Azizi Powell on May 4, 2012
"...Also, Kemi and others, I’m interested in your comment about the name “Duduyemi”.

Is “Duduyemi” a female and male Yoruba name? What does it mean? I don’t believe its the same as the name Doudou which is a nickname for Mamadou. Also, are people with the name “Duduyemi” subject to teasing because that name’s beginning element sounds the same as the vernacular English term for excrement (doo doo)?

I’m so sorry that this is happening, and I agree that it certainly seems to be an example of colonial mentality."

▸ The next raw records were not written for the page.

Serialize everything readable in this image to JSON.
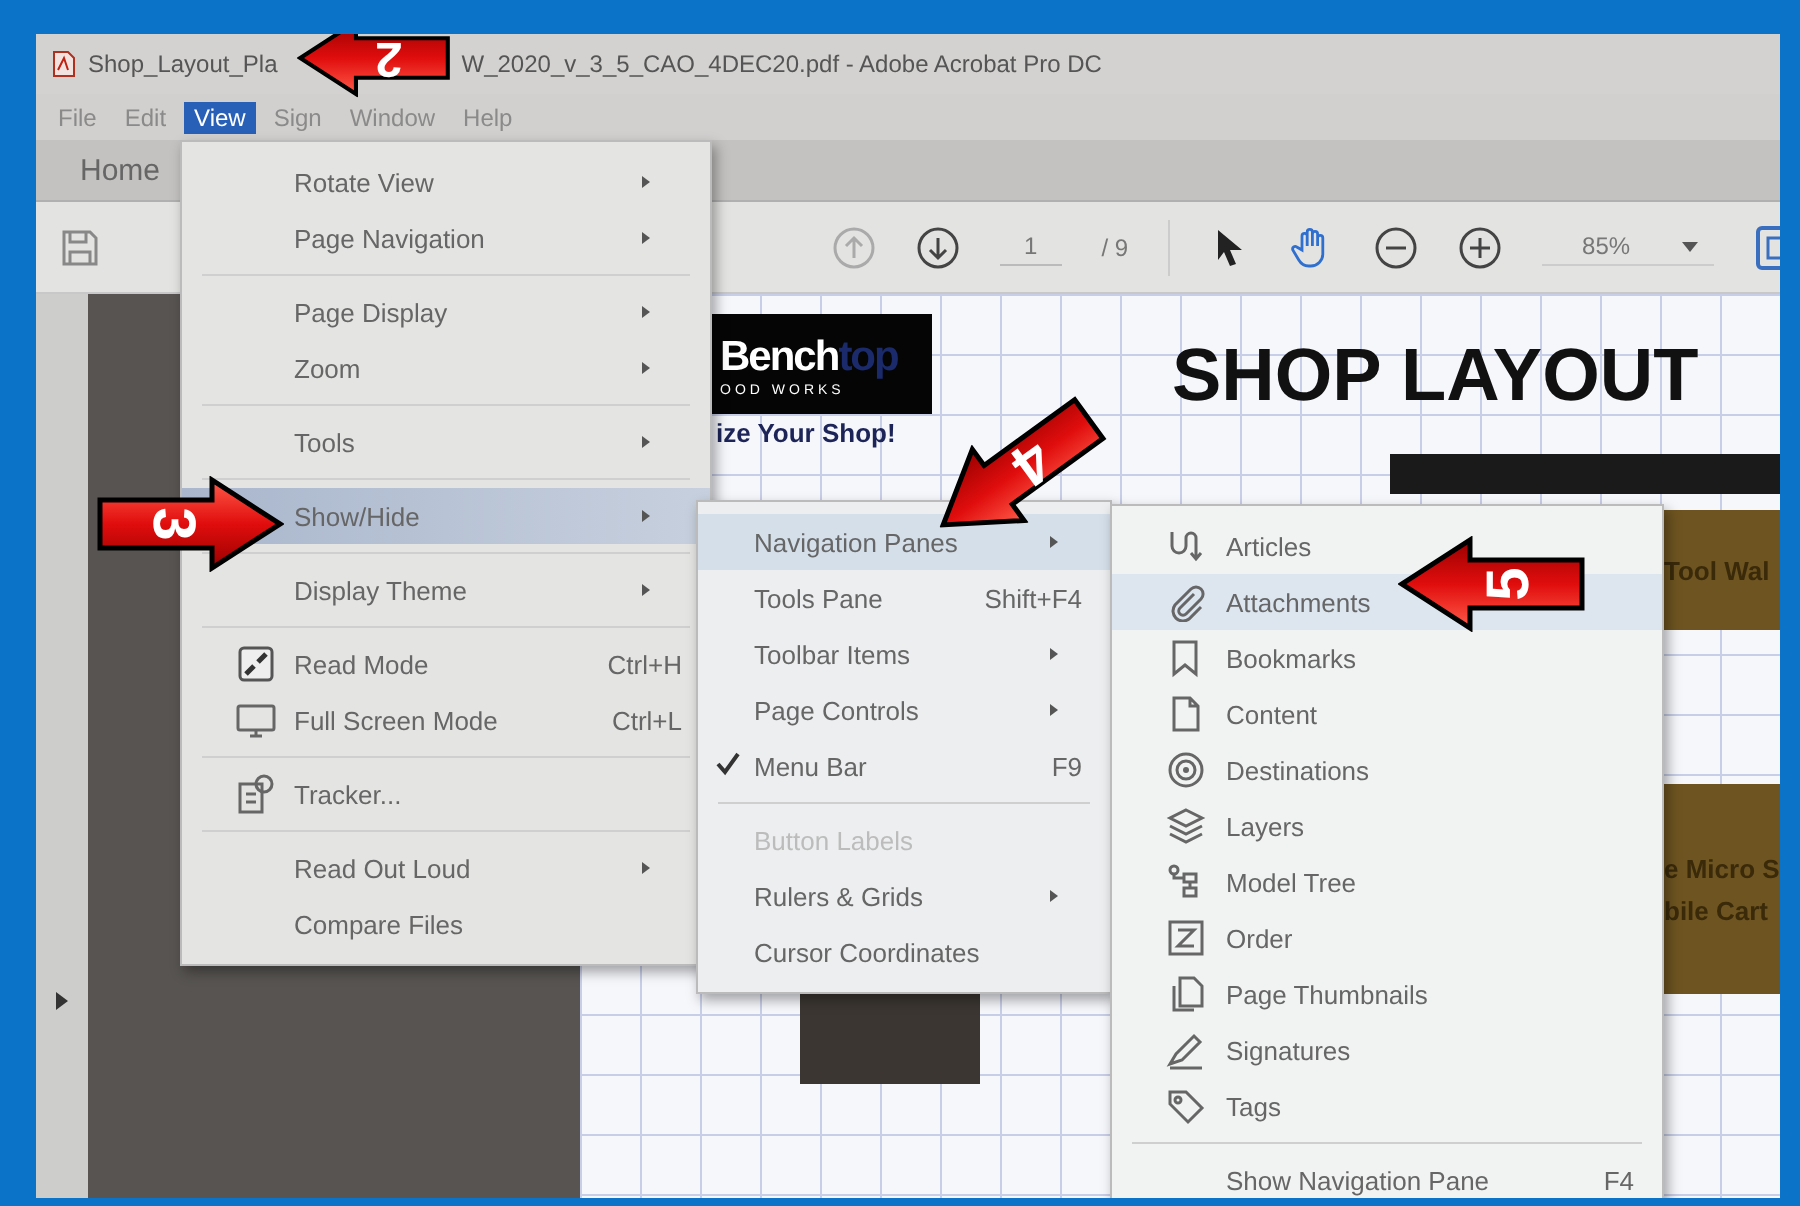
{
  "window": {
    "title_start": "Shop_Layout_Pla",
    "title_end": "W_2020_v_3_5_CAO_4DEC20.pdf - Adobe Acrobat Pro DC"
  },
  "menu_bar": [
    {
      "label": "File",
      "selected": false
    },
    {
      "label": "Edit",
      "selected": false
    },
    {
      "label": "View",
      "selected": true
    },
    {
      "label": "Sign",
      "selected": false
    },
    {
      "label": "Window",
      "selected": false
    },
    {
      "label": "Help",
      "selected": false
    }
  ],
  "tabs": [
    {
      "label": "Home"
    }
  ],
  "toolbar": {
    "page_number": "1",
    "page_total": "/ 9",
    "zoom": "85%",
    "tools": [
      {
        "selected": false
      },
      {
        "selected": true
      }
    ]
  },
  "document": {
    "logo_text": "Bench",
    "logo_text_accent": "top",
    "logo_subtitle": "OOD WORKS",
    "tagline": "ize Your Shop!",
    "heading": "SHOP LAYOUT",
    "labels": [
      "Tool Wal",
      "e Micro S",
      "bile Cart"
    ]
  },
  "view_menu": {
    "groups": [
      [
        {
          "label": "Rotate View",
          "has_submenu": true,
          "selected": false
        },
        {
          "label": "Page Navigation",
          "has_submenu": true,
          "selected": false
        }
      ],
      [
        {
          "label": "Page Display",
          "has_submenu": true,
          "selected": false
        },
        {
          "label": "Zoom",
          "has_submenu": true,
          "selected": false
        }
      ],
      [
        {
          "label": "Tools",
          "has_submenu": true,
          "selected": false
        }
      ],
      [
        {
          "label": "Show/Hide",
          "has_submenu": true,
          "selected": true
        }
      ],
      [
        {
          "label": "Display Theme",
          "has_submenu": true,
          "selected": false
        }
      ],
      [
        {
          "label": "Read Mode",
          "shortcut": "Ctrl+H",
          "has_submenu": false,
          "selected": false
        },
        {
          "label": "Full Screen Mode",
          "shortcut": "Ctrl+L",
          "has_submenu": false,
          "selected": false
        }
      ],
      [
        {
          "label": "Tracker...",
          "has_submenu": false,
          "selected": false
        }
      ],
      [
        {
          "label": "Read Out Loud",
          "has_submenu": true,
          "selected": false
        },
        {
          "label": "Compare Files",
          "has_submenu": false,
          "selected": false
        }
      ]
    ]
  },
  "show_hide_menu": {
    "groups": [
      [
        {
          "label": "Navigation Panes",
          "has_submenu": true,
          "selected": true,
          "checked": false,
          "disabled": false
        },
        {
          "label": "Tools Pane",
          "shortcut": "Shift+F4",
          "has_submenu": false,
          "selected": false,
          "checked": false,
          "disabled": false
        },
        {
          "label": "Toolbar Items",
          "has_submenu": true,
          "selected": false,
          "checked": false,
          "disabled": false
        },
        {
          "label": "Page Controls",
          "has_submenu": true,
          "selected": false,
          "checked": false,
          "disabled": false
        },
        {
          "label": "Menu Bar",
          "shortcut": "F9",
          "has_submenu": false,
          "selected": false,
          "checked": true,
          "disabled": false
        }
      ],
      [
        {
          "label": "Button Labels",
          "has_submenu": false,
          "selected": false,
          "checked": false,
          "disabled": true
        },
        {
          "label": "Rulers & Grids",
          "has_submenu": true,
          "selected": false,
          "checked": false,
          "disabled": false
        },
        {
          "label": "Cursor Coordinates",
          "has_submenu": false,
          "selected": false,
          "checked": false,
          "disabled": false
        }
      ]
    ]
  },
  "navigation_panes_menu": {
    "groups": [
      [
        {
          "label": "Articles",
          "selected": false
        },
        {
          "label": "Attachments",
          "selected": true
        },
        {
          "label": "Bookmarks",
          "selected": false
        },
        {
          "label": "Content",
          "selected": false
        },
        {
          "label": "Destinations",
          "selected": false
        },
        {
          "label": "Layers",
          "selected": false
        },
        {
          "label": "Model Tree",
          "selected": false
        },
        {
          "label": "Order",
          "selected": false
        },
        {
          "label": "Page Thumbnails",
          "selected": false
        },
        {
          "label": "Signatures",
          "selected": false
        },
        {
          "label": "Tags",
          "selected": false
        }
      ],
      [
        {
          "label": "Show Navigation Pane",
          "shortcut": "F4",
          "selected": false
        }
      ]
    ]
  },
  "callouts": [
    {
      "number": "2"
    },
    {
      "number": "3"
    },
    {
      "number": "4"
    },
    {
      "number": "5"
    }
  ]
}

Kemi's response to me: May 11, 2012
..."Duduyemi is from two words – dudu + yemi. Dudu means ‘dark or black’, yemi means ‘suits me’ or ‘worthy of me’. So Duduyemi means ‘blackness suits me’. I’m not sure if it’s feminine or masculine, but the name itself is archaic and not common nowadays. It tends to be used mostly in Yoruba literature and pop culture to describe African beauty – so we could say that is characteristic of a feminine name. But as I pointed out in the article, these days, the name is rarely used in a positive light . I have heard modern Yoruba people making jest of someone’s very dark skin and calling her ‘Duduyemi’ – something of a negative connotation.

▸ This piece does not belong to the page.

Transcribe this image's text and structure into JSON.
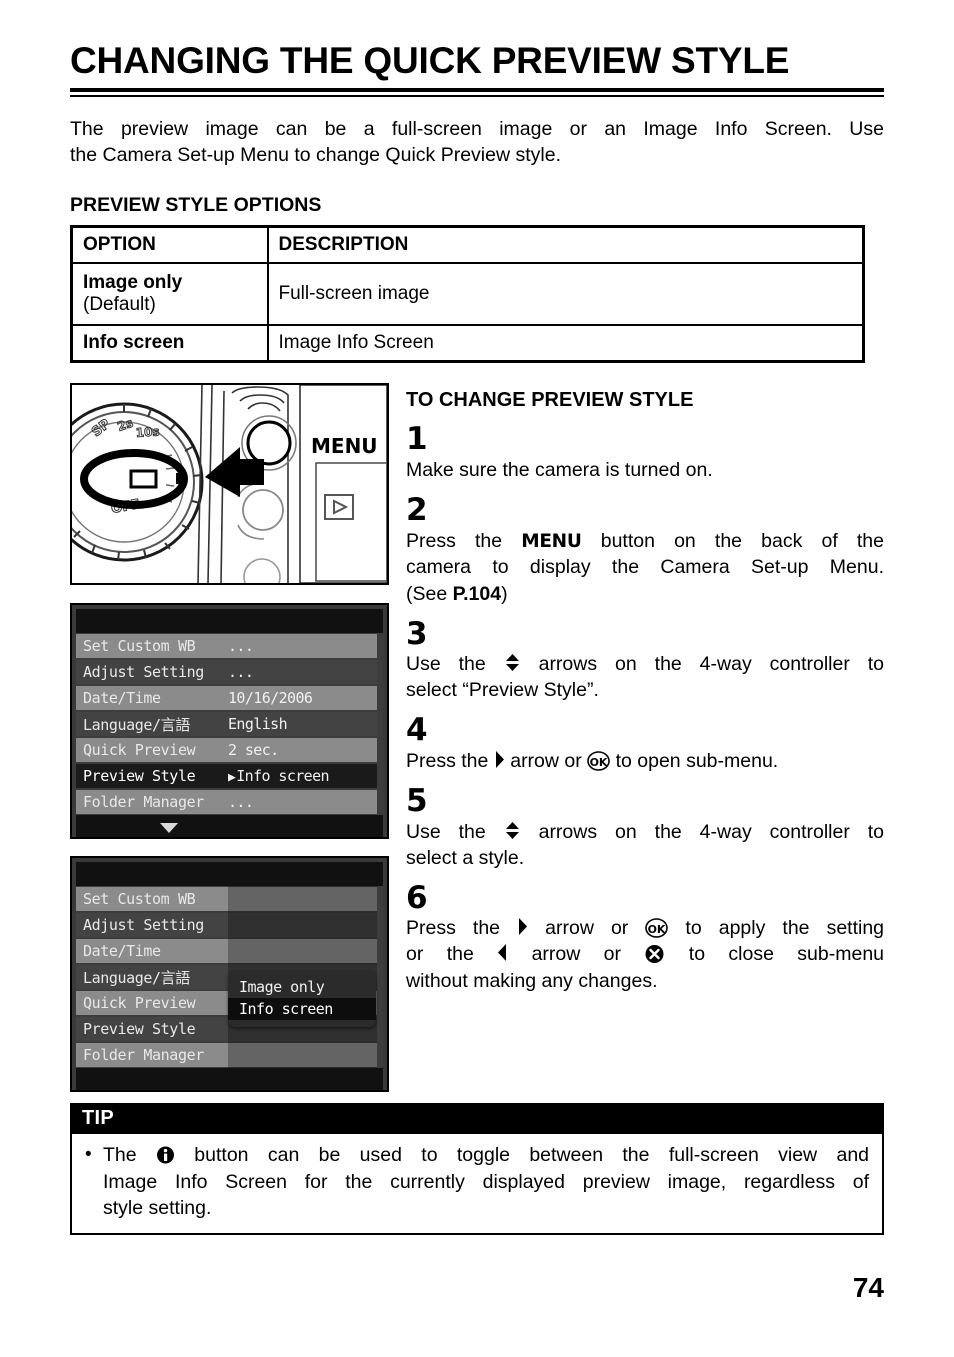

Note: This is part of a four page discussion thread on Yoruba names and name meanings. One blogger wrote that he (or she) has found that a number of Yorubas don't know what their Yoruba names mean.

Re: Traditional Yoruba Names And Their Meanings by tpia@: 6:16pm On May 13, 2013
"dddaaayyyooo: What of a child Born with Blackberry on his Hand, what will Yoruba Call him? Please tell me I Beg of U
[response] afi foonu bi, or foonutide"

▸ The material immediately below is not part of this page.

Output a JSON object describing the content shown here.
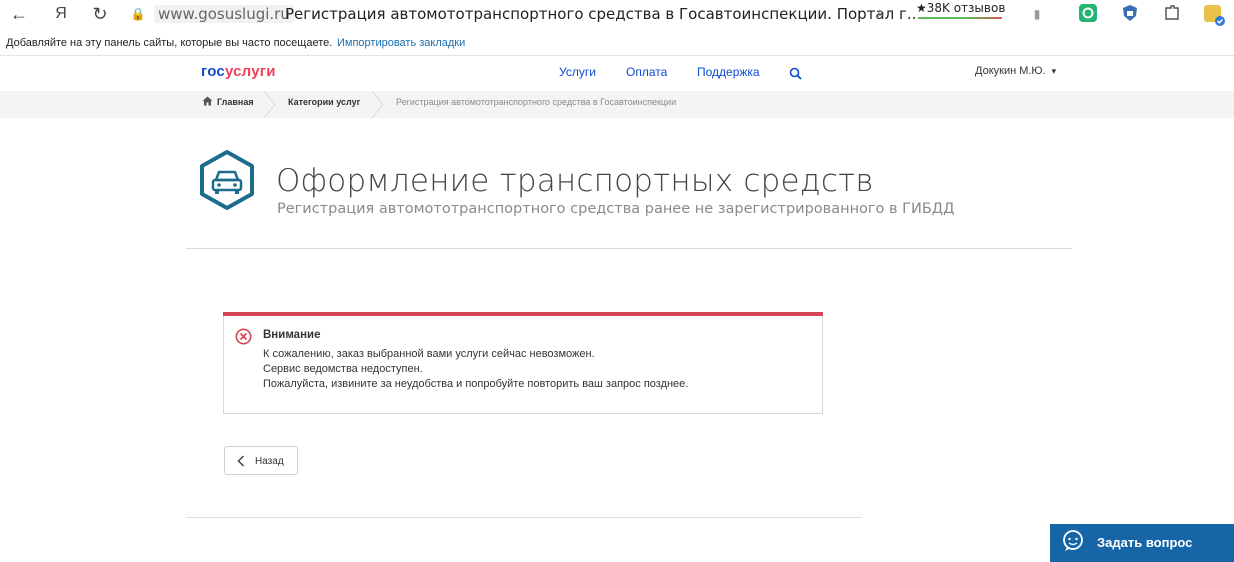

Re: Traditional Yoruba Names And Their Meanings by babe_online(f): 7:13pm On May 13, 2013
"dddaaayyyooo: What of a child Born with Blackberry on his Hand, what will Yoruba Call him? Please tell me I Beg of U

[response] omobibi

"Re: Traditional Yoruba Names And Their Meanings by Ninilowo(m): 7:42pm On May 13, 2013
dddaaayyyooo: What of a child Born with Blackberry on his Hand, what will Yoruba Call him? Please tell me I Beg of U

[response] DUDUBERI"

"Traditional Yoruba Names And Their Meanings by babe_online(f): 9:32pm On May 13, 2013
dddaaayyyooo: What of a child Born with Blackberry on his Hand, what will Yoruba Call him? Please tell me I Beg of U
...or bibilari
Also another respondent gave the name "aberry". I don't know if this was a serious response or not. The ending element in "Aberry" is similar to the ending element in "Duduberi".
Regarding the name "omobibi", the Yoruba element "omo" means "child" [for example "Omolayo; children are (a source) of joy"]

I don't know what the Yoruba element "bibi" means. I also don't know what the other element that make up the name "Bibilari" means.

Regarding the name "duduberi", according to Kemi Ogunniyi's post giving above "dudu" means "black". I don't know what the element "beri" means.

This concludes Part I of this post.

Thanks to all those who are quoted in this post.

Thank you for visiting pancocojams.

Visitor comments are welcome.

1 comment:

  1. Here's a comment that I just read about the name Kieran:
    "Kieran is also a Saint known for generosity, and when used as a name that is the standard reference. It's a very common name, and many blacks are named Kieran as well. And there are a ton of white people named Kieran as well. So was that racial?

    The Gaelic name is actually Ciaran or Ciaran. Anglicized versions include Ciaran, Kerry, Kyran, Kieran, Keiran, Keiren, Kieren, Ceiran, Ceeran....etc. Tens of thousands of people have these very fine names. It's no big deal...."
    -MrComments,, January 5, 2014
    While I don't know any Black males name "Kieran" (or variations of that name), I do know a couple young Black females name "Ciara". I also know of a couple of young Black females (under 30 years old) who are named "Sierra". Some people may consider the name "Ciara" to be a form of "Sierra" and pronounce the two names the same, although the two have different etymologies and probably "shouldn't be" pronounced the same.